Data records
= = = = = = =
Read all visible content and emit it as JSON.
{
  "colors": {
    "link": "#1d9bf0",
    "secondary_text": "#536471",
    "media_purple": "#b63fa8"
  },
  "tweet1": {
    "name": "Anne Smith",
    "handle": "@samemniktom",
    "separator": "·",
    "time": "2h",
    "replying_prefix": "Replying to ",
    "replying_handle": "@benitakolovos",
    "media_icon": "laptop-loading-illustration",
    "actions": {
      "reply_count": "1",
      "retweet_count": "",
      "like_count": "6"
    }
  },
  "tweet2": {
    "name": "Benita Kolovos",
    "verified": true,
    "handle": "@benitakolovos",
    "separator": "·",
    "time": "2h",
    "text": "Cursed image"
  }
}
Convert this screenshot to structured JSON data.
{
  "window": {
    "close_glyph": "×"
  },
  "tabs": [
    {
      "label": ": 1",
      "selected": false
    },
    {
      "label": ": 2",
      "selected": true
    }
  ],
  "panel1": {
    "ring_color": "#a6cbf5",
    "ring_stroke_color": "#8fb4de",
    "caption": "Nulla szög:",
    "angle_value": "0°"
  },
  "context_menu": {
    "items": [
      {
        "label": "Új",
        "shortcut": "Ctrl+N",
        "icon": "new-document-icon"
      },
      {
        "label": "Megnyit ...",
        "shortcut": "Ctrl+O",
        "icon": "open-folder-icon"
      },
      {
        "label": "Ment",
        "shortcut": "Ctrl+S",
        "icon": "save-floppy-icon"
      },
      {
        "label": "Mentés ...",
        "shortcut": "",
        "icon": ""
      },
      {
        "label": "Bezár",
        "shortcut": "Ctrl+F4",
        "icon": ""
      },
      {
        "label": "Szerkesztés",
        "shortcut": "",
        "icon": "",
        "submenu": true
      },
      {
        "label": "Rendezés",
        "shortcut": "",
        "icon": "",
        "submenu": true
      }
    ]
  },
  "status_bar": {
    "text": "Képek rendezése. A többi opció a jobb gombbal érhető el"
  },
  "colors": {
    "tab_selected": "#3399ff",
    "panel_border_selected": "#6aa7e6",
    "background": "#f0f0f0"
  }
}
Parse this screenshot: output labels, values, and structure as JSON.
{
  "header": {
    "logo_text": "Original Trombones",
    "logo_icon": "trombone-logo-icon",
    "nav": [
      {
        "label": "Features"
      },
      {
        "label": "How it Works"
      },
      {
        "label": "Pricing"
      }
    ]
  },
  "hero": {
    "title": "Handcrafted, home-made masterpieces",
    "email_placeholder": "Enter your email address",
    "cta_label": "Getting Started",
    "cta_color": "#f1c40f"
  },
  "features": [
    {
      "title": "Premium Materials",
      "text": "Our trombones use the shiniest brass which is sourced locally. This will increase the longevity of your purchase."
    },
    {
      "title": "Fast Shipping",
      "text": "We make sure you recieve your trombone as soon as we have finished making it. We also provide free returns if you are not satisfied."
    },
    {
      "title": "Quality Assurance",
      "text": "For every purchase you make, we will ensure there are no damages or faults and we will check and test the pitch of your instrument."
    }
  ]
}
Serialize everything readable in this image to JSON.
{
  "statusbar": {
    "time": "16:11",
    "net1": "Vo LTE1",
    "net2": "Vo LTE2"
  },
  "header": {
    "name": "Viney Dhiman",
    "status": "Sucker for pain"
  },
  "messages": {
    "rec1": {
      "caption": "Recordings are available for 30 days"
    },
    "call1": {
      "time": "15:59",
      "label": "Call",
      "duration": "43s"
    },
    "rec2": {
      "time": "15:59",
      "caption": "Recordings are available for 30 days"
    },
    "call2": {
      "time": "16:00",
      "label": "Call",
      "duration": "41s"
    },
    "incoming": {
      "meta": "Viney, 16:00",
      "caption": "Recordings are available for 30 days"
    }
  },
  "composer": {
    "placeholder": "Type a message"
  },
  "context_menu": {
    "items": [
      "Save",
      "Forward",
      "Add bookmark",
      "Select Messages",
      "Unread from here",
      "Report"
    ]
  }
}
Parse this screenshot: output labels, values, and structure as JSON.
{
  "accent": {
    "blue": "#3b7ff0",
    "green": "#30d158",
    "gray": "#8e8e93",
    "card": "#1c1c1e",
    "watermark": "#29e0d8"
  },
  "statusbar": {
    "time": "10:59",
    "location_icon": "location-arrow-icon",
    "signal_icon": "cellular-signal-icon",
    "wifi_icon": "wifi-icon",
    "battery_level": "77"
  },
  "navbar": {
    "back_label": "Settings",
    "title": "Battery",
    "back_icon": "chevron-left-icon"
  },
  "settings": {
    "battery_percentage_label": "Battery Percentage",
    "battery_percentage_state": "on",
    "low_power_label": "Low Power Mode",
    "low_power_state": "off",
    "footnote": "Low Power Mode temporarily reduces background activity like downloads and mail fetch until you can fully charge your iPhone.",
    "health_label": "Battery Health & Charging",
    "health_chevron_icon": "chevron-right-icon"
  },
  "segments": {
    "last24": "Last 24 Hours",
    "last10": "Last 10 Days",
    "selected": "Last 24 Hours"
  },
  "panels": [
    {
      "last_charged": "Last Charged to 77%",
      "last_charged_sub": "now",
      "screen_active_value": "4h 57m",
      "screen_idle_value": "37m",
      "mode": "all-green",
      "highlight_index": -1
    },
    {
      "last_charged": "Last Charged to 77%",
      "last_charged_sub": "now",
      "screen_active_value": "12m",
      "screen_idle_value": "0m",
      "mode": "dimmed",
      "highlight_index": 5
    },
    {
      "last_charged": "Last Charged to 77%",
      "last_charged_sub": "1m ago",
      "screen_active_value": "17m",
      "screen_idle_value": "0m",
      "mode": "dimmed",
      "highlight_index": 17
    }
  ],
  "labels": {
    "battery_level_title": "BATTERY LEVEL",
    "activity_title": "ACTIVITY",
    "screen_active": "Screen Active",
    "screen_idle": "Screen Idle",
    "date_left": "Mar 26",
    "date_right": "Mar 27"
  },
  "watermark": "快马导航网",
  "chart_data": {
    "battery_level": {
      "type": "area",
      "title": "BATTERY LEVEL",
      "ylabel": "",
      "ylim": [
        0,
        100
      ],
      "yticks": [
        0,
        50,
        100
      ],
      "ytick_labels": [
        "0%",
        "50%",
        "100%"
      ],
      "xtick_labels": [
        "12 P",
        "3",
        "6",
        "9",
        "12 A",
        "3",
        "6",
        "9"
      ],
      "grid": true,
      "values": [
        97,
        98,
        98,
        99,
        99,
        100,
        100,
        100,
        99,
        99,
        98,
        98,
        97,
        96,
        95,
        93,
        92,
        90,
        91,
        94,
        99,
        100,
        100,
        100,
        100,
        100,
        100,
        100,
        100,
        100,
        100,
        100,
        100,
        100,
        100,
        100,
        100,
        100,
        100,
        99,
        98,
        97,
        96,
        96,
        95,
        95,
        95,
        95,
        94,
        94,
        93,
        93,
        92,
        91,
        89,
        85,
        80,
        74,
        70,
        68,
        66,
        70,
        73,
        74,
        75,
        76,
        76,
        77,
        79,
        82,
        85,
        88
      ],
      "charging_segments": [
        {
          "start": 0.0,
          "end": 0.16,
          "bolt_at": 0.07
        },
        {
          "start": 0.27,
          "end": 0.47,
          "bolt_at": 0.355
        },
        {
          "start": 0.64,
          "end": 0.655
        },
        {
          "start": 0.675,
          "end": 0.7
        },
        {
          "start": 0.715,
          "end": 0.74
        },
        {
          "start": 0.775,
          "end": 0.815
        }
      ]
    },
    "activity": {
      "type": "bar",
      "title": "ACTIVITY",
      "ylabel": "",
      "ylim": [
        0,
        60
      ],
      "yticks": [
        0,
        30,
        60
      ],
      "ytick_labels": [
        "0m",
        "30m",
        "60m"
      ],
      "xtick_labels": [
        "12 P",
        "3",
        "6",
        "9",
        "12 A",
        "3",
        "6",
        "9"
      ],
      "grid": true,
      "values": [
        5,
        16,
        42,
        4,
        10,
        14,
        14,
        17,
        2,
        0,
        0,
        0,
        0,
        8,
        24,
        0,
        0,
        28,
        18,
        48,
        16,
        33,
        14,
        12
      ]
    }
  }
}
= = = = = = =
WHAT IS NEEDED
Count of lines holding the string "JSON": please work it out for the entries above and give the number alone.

EXERCISE OUTPUT
5